The last week has been with replete with national polls showing a lead by Republican Mitt Romney, but swing state surveys that show President Barack Obama firmly in control there — leading some to wonder whether one candidate (Romney) could win the popular vote while another (Obama) wins the electoral contest.
The NYT’s Nate Silver today points to Georgia polling as a reason that this is unlikely to happen:
Mr. Obama trailed by “only” eight points, for instance, in a poll of Georgia that was released on Tuesday. Those are somewhat worse results than Mr. Obama achieved in 2008, when he lost Georgia by five percentage points.

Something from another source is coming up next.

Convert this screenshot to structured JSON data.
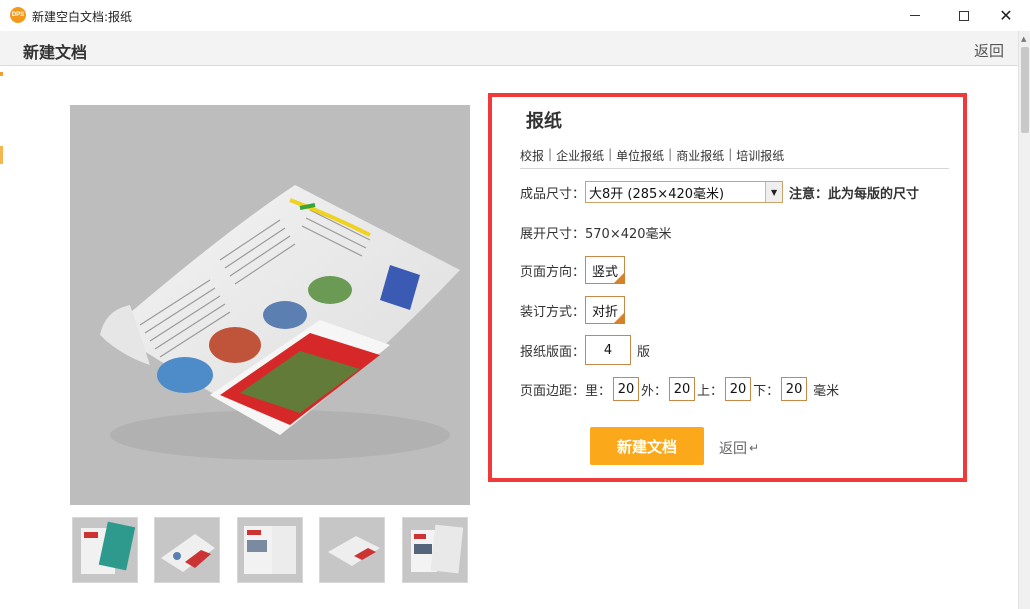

But they’re only a little bit worse, whereas the national polls are suggestive of a larger decline for Mr. Obama in the popular vote.
The survey in question is the Survey USA poll commissioned by 11Alive. An AJC poll of the presidential contest in Georgia, conducted two weeks ago, showed a similar margin. We’ll let Silver continue:
Or take the poll of Texas, also out on Tuesday, which had Mr. Obama behind by 16 points there. He’s obviously no threat to win the state or come close to it, but that still represents only a 4-point decline for Mr. Obama from 2008, when he lost Texas by 12 points instead.
High-population red states like these, Texas and Georgia, are just the sort of places where Mr. Obama would need to lose a lot of ground in order to increase the likelihood of his winning the Electoral College while losing the popular vote.
- By Jim Galloway, Political Insider